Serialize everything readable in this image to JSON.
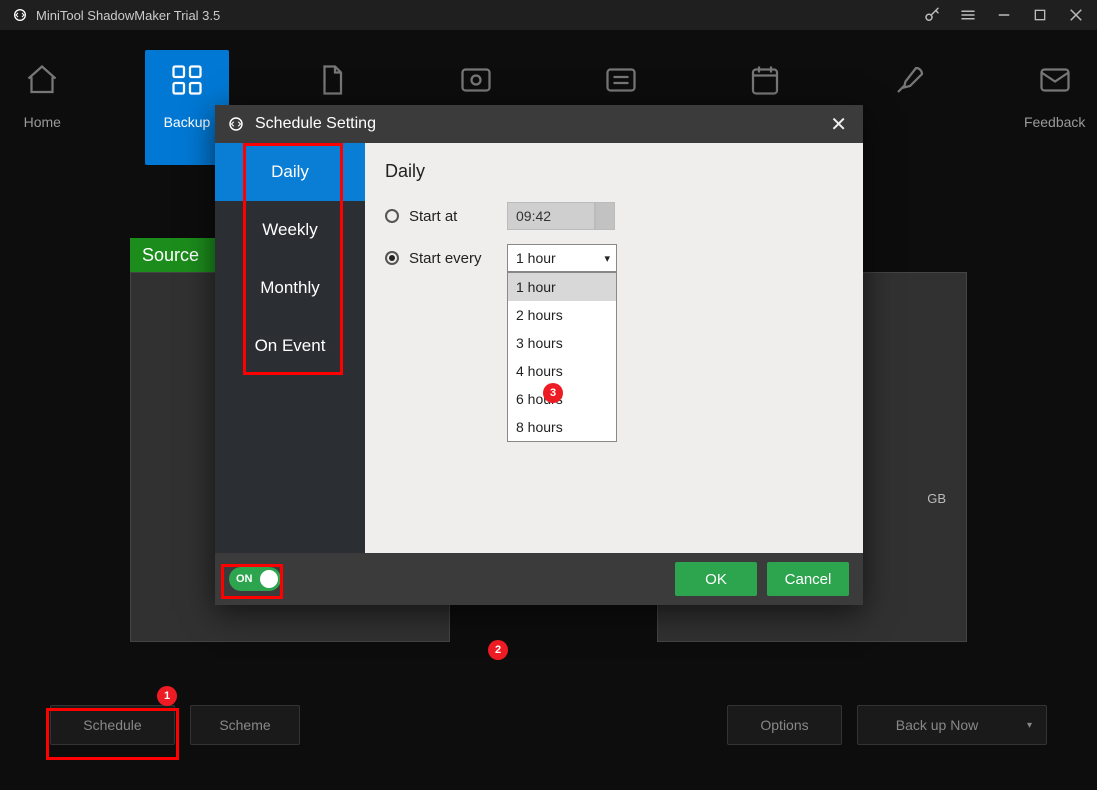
{
  "titlebar": {
    "title": "MiniTool ShadowMaker Trial 3.5"
  },
  "nav": {
    "items": [
      {
        "label": "Home"
      },
      {
        "label": "Backup"
      },
      {
        "label": ""
      },
      {
        "label": ""
      },
      {
        "label": ""
      },
      {
        "label": ""
      },
      {
        "label": ""
      },
      {
        "label": "Feedback"
      }
    ]
  },
  "source": {
    "label": "Source"
  },
  "dest": {
    "gb_suffix": "GB"
  },
  "bottom": {
    "schedule": "Schedule",
    "scheme": "Scheme",
    "options": "Options",
    "backup_now": "Back up Now"
  },
  "modal": {
    "title": "Schedule Setting",
    "tabs": [
      {
        "label": "Daily"
      },
      {
        "label": "Weekly"
      },
      {
        "label": "Monthly"
      },
      {
        "label": "On Event"
      }
    ],
    "content_title": "Daily",
    "start_at_label": "Start at",
    "start_at_time": "09:42",
    "start_every_label": "Start every",
    "start_every_selected": "1 hour",
    "dropdown_options": [
      "1 hour",
      "2 hours",
      "3 hours",
      "4 hours",
      "6 hours",
      "8 hours"
    ],
    "toggle_label": "ON",
    "ok": "OK",
    "cancel": "Cancel"
  },
  "annotations": {
    "b1": "1",
    "b2": "2",
    "b3": "3"
  }
}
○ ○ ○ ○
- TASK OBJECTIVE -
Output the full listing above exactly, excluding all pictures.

- TASK OUTPUT -
Serialize everything readable in this image to JSON.
{
  "titlebar": {
    "title": "MiniTool ShadowMaker Trial 3.5"
  },
  "nav": {
    "items": [
      {
        "label": "Home"
      },
      {
        "label": "Backup"
      },
      {
        "label": ""
      },
      {
        "label": ""
      },
      {
        "label": ""
      },
      {
        "label": ""
      },
      {
        "label": ""
      },
      {
        "label": "Feedback"
      }
    ]
  },
  "source": {
    "label": "Source"
  },
  "dest": {
    "gb_suffix": "GB"
  },
  "bottom": {
    "schedule": "Schedule",
    "scheme": "Scheme",
    "options": "Options",
    "backup_now": "Back up Now"
  },
  "modal": {
    "title": "Schedule Setting",
    "tabs": [
      {
        "label": "Daily"
      },
      {
        "label": "Weekly"
      },
      {
        "label": "Monthly"
      },
      {
        "label": "On Event"
      }
    ],
    "content_title": "Daily",
    "start_at_label": "Start at",
    "start_at_time": "09:42",
    "start_every_label": "Start every",
    "start_every_selected": "1 hour",
    "dropdown_options": [
      "1 hour",
      "2 hours",
      "3 hours",
      "4 hours",
      "6 hours",
      "8 hours"
    ],
    "toggle_label": "ON",
    "ok": "OK",
    "cancel": "Cancel"
  },
  "annotations": {
    "b1": "1",
    "b2": "2",
    "b3": "3"
  }
}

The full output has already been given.